- [Work to complete]:
Look through the lines below; wherever the word "Media" appears, copy that line.

- [Material provided]:
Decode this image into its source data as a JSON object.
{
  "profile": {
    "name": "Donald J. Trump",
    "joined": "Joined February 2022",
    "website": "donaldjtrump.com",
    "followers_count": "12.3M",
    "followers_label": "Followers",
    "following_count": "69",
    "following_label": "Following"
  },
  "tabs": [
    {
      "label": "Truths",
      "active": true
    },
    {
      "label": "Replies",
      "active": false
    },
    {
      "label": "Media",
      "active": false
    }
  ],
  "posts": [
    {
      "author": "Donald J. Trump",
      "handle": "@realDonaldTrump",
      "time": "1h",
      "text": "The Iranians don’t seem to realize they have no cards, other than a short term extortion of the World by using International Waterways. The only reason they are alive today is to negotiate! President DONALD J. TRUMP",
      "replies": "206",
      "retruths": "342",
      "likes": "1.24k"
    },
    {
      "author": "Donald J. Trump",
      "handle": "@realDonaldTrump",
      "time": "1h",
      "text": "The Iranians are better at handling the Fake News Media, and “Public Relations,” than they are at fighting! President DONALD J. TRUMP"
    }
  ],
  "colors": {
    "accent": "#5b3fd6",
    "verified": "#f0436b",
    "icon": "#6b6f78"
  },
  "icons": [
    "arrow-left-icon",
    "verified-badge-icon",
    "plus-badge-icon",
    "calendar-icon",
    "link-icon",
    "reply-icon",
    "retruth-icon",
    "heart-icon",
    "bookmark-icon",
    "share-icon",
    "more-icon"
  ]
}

- [Task response]:
      "label": "Media",
      "text": "The Iranians are better at handling the Fake News Media, and “Public Relations,” than they are at fighting! President DONALD J. TRUMP"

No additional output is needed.